=== Section Start ===
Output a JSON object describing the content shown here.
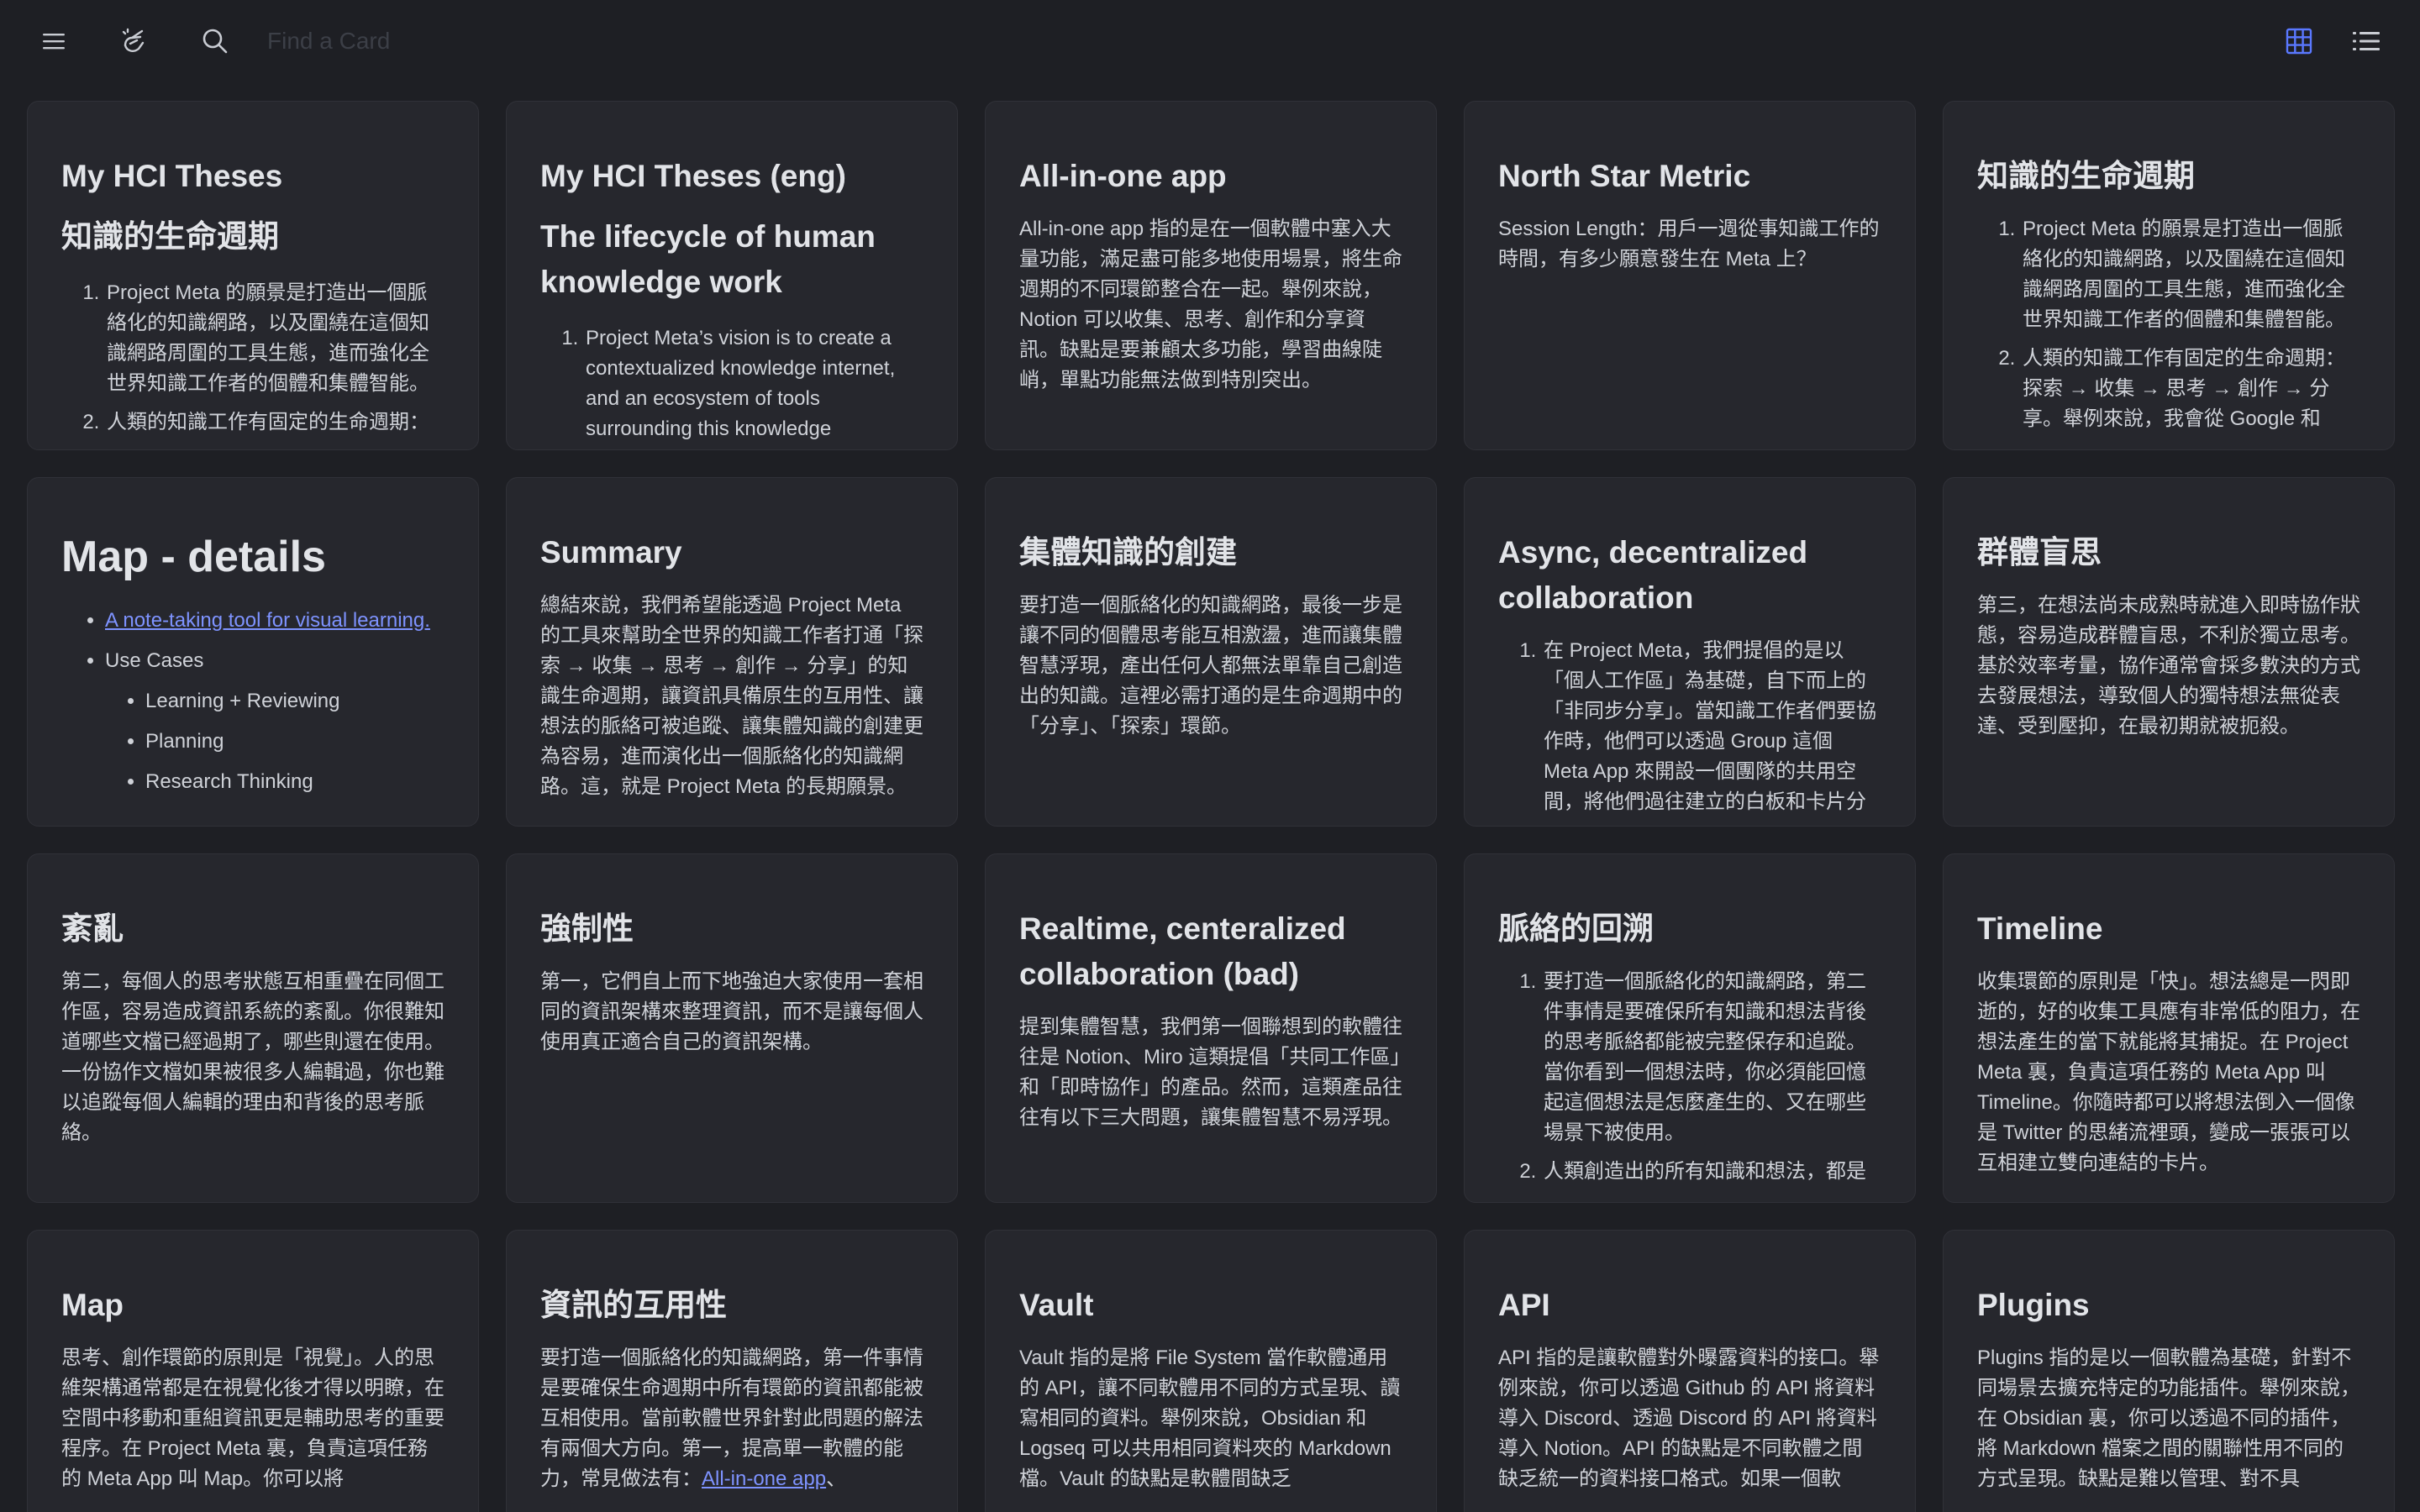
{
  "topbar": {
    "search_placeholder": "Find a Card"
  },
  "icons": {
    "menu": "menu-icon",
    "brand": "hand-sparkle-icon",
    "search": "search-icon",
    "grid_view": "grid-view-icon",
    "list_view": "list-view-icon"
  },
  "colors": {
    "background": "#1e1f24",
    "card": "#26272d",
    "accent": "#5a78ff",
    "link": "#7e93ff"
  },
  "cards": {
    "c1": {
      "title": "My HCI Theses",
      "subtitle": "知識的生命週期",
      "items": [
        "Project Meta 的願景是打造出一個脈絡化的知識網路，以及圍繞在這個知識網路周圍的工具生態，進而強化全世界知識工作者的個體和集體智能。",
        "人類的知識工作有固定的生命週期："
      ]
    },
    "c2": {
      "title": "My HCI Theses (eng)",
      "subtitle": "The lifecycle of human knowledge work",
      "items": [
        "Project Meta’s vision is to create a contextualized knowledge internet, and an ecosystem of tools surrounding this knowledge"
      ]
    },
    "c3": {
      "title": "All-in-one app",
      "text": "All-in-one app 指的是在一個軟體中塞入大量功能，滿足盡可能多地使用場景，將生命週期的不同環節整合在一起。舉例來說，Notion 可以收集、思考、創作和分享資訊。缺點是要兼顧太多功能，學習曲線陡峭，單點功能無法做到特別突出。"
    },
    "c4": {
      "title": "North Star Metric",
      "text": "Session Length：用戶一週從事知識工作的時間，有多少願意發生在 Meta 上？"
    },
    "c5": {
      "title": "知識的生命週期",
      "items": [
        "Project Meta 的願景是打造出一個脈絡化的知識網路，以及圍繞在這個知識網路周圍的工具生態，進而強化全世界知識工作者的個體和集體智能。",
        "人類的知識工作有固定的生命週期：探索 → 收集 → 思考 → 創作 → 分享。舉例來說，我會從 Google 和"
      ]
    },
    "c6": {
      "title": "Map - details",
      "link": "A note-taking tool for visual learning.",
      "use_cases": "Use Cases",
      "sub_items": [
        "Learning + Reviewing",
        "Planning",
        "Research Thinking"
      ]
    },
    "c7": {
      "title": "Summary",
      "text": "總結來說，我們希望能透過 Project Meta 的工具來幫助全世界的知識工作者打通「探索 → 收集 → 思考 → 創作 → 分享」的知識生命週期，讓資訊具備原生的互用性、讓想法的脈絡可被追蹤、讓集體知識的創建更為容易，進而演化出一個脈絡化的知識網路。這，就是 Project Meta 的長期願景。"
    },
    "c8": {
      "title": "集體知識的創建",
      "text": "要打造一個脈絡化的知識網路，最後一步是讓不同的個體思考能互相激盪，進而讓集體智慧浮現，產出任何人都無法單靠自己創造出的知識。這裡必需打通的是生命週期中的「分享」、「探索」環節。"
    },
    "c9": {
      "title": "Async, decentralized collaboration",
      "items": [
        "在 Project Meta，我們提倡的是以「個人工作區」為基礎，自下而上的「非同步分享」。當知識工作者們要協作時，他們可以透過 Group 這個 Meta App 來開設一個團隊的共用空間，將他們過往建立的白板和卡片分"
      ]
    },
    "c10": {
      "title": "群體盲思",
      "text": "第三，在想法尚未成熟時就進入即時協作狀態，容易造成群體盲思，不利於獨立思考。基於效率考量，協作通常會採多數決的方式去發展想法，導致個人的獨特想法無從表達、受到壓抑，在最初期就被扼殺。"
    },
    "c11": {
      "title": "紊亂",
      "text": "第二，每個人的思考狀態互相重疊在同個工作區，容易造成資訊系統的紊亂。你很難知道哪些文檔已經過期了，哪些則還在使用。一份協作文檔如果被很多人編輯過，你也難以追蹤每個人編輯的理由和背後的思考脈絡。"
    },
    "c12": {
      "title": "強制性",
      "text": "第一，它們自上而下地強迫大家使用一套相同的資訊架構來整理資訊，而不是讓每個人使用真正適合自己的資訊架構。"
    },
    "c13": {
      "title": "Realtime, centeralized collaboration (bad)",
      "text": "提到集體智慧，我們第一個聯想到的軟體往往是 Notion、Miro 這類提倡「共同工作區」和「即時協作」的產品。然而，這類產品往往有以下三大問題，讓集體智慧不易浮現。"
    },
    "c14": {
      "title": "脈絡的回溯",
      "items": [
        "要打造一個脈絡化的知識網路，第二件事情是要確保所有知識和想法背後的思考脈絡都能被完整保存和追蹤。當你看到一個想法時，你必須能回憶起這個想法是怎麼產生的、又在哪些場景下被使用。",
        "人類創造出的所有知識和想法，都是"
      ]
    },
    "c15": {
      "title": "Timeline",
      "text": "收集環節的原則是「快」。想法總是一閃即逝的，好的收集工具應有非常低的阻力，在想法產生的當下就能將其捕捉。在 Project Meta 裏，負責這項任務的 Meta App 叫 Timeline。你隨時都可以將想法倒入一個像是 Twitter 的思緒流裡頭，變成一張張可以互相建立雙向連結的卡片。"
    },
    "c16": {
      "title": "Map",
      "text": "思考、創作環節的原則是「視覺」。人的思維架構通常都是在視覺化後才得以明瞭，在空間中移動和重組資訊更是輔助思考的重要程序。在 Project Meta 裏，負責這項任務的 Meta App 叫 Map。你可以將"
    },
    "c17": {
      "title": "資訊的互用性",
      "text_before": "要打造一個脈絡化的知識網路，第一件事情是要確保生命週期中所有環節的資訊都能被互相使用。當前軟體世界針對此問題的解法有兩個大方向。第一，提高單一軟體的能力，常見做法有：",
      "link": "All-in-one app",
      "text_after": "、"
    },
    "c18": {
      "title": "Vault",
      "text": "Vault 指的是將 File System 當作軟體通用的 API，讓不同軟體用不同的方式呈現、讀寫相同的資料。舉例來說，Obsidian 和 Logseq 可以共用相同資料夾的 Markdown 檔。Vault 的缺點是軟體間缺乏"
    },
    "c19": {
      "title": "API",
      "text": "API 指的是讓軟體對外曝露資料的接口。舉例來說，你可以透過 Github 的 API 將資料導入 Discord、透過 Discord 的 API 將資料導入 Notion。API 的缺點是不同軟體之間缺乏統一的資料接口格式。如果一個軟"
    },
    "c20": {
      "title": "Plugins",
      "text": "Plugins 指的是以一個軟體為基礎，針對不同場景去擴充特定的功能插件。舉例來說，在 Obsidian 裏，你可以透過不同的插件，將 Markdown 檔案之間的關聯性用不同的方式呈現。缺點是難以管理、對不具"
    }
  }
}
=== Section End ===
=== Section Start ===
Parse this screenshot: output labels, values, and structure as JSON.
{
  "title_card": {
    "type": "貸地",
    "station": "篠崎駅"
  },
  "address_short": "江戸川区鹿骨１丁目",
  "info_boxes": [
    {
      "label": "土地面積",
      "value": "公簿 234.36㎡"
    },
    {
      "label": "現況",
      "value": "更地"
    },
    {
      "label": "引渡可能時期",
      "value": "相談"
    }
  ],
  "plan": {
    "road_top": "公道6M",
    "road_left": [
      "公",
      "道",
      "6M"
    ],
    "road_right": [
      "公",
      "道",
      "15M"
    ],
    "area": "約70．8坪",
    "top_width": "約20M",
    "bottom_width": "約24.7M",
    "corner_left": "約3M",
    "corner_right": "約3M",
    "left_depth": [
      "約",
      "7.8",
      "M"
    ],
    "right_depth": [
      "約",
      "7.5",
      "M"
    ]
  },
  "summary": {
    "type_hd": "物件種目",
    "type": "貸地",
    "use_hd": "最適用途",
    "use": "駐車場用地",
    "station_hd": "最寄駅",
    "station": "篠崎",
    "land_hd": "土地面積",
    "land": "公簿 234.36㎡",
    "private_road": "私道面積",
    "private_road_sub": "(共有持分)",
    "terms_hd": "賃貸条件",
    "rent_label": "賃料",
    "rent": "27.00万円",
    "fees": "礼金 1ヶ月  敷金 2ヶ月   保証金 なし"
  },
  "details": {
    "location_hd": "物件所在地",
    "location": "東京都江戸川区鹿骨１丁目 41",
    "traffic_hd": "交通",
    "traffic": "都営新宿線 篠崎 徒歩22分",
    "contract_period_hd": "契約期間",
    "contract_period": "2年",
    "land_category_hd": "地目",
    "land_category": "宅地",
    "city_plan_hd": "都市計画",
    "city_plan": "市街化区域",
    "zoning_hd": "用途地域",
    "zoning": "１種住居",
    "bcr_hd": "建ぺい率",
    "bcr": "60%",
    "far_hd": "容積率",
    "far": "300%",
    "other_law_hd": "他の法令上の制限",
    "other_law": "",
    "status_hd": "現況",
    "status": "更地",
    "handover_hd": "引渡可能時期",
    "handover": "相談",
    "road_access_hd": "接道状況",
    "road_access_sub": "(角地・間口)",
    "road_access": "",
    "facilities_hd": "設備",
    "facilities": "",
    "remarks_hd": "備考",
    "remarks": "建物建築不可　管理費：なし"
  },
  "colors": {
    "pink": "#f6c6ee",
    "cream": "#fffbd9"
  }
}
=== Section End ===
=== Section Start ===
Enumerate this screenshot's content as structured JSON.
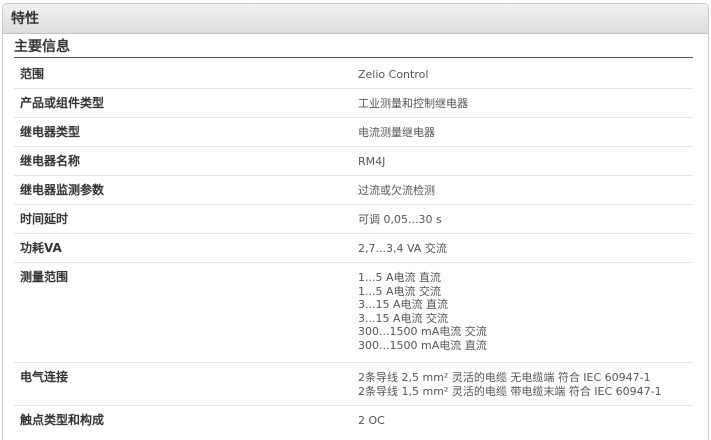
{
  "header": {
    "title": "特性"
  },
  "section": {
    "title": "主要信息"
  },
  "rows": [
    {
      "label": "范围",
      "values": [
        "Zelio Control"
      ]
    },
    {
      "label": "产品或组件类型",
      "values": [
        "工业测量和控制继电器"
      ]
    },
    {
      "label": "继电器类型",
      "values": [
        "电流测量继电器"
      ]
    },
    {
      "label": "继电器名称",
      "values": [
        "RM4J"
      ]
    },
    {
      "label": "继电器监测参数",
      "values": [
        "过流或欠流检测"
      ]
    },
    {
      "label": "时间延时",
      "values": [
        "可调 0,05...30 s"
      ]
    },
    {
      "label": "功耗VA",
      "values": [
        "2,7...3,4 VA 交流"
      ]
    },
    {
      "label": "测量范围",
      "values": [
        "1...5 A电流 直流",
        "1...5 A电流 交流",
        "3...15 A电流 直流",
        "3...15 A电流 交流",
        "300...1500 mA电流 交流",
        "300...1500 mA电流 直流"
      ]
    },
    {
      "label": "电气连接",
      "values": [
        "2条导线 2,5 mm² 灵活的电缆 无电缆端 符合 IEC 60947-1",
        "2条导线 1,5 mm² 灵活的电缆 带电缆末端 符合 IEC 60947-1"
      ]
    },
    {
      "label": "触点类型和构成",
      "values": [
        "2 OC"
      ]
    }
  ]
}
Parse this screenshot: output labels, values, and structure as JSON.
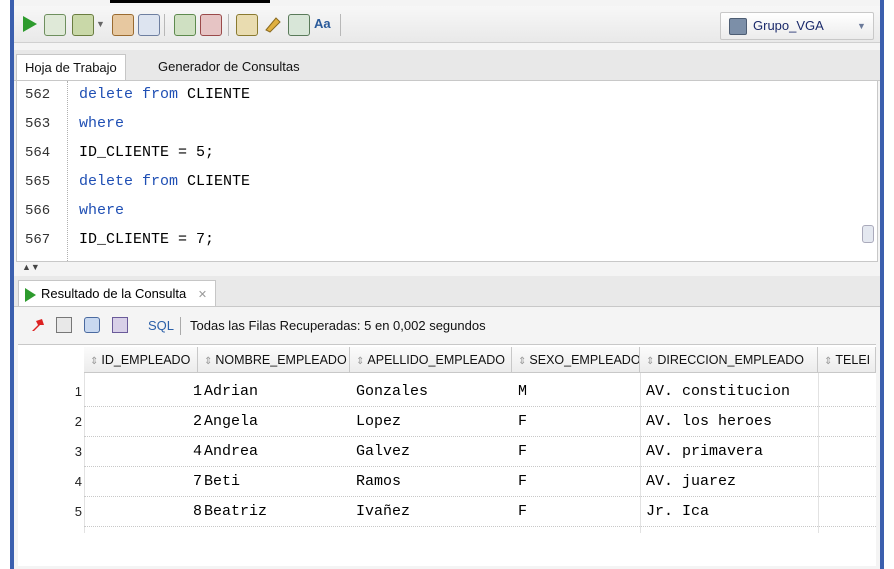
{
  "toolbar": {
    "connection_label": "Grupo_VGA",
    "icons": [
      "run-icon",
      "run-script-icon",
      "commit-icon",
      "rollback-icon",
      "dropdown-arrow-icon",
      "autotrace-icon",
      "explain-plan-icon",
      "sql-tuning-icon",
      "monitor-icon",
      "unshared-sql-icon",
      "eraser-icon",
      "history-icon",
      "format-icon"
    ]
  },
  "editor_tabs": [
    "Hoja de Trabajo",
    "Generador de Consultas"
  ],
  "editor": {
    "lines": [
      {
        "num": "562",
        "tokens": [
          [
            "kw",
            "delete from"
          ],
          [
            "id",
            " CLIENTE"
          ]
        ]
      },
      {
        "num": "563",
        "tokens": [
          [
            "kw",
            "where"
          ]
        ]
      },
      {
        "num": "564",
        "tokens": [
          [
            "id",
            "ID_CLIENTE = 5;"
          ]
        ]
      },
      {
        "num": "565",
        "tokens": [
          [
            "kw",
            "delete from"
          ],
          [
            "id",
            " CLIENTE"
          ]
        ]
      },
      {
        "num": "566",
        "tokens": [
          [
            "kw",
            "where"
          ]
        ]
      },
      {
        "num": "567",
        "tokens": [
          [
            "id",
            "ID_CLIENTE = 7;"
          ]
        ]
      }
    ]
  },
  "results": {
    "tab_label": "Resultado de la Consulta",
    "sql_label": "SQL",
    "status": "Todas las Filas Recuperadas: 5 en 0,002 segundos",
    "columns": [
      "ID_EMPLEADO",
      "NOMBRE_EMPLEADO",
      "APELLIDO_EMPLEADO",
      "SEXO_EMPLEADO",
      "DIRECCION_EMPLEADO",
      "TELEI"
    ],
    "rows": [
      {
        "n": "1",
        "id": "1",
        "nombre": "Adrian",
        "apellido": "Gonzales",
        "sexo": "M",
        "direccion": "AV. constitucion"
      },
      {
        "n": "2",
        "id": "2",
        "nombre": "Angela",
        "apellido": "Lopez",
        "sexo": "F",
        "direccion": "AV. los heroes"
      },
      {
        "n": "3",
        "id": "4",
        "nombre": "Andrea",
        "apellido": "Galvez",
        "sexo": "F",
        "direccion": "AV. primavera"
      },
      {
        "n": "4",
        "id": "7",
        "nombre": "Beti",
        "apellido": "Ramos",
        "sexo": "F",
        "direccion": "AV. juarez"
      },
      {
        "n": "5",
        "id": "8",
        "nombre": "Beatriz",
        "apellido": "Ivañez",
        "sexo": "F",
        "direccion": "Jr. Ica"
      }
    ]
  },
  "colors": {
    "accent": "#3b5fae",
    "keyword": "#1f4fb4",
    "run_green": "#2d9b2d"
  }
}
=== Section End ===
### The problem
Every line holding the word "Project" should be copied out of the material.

### Answer area
        "Project Meta 的願景是打造出一個脈絡化的知識網路，以及圍繞在這個知識網路周圍的工具生態，進而強化全世界知識工作者的個體和集體智能。",
        "Project Meta’s vision is to create a contextualized knowledge internet, and an ecosystem of tools surrounding this knowledge"
        "Project Meta 的願景是打造出一個脈絡化的知識網路，以及圍繞在這個知識網路周圍的工具生態，進而強化全世界知識工作者的個體和集體智能。",
      "text": "總結來說，我們希望能透過 Project Meta 的工具來幫助全世界的知識工作者打通「探索 → 收集 → 思考 → 創作 → 分享」的知識生命週期，讓資訊具備原生的互用性、讓想法的脈絡可被追蹤、讓集體知識的創建更為容易，進而演化出一個脈絡化的知識網路。這，就是 Project Meta 的長期願景。"
        "在 Project Meta，我們提倡的是以「個人工作區」為基礎，自下而上的「非同步分享」。當知識工作者們要協作時，他們可以透過 Group 這個 Meta App 來開設一個團隊的共用空間，將他們過往建立的白板和卡片分"
      "text": "收集環節的原則是「快」。想法總是一閃即逝的，好的收集工具應有非常低的阻力，在想法產生的當下就能將其捕捉。在 Project Meta 裏，負責這項任務的 Meta App 叫 Timeline。你隨時都可以將想法倒入一個像是 Twitter 的思緒流裡頭，變成一張張可以互相建立雙向連結的卡片。"
      "text": "思考、創作環節的原則是「視覺」。人的思維架構通常都是在視覺化後才得以明瞭，在空間中移動和重組資訊更是輔助思考的重要程序。在 Project Meta 裏，負責這項任務的 Meta App 叫 Map。你可以將"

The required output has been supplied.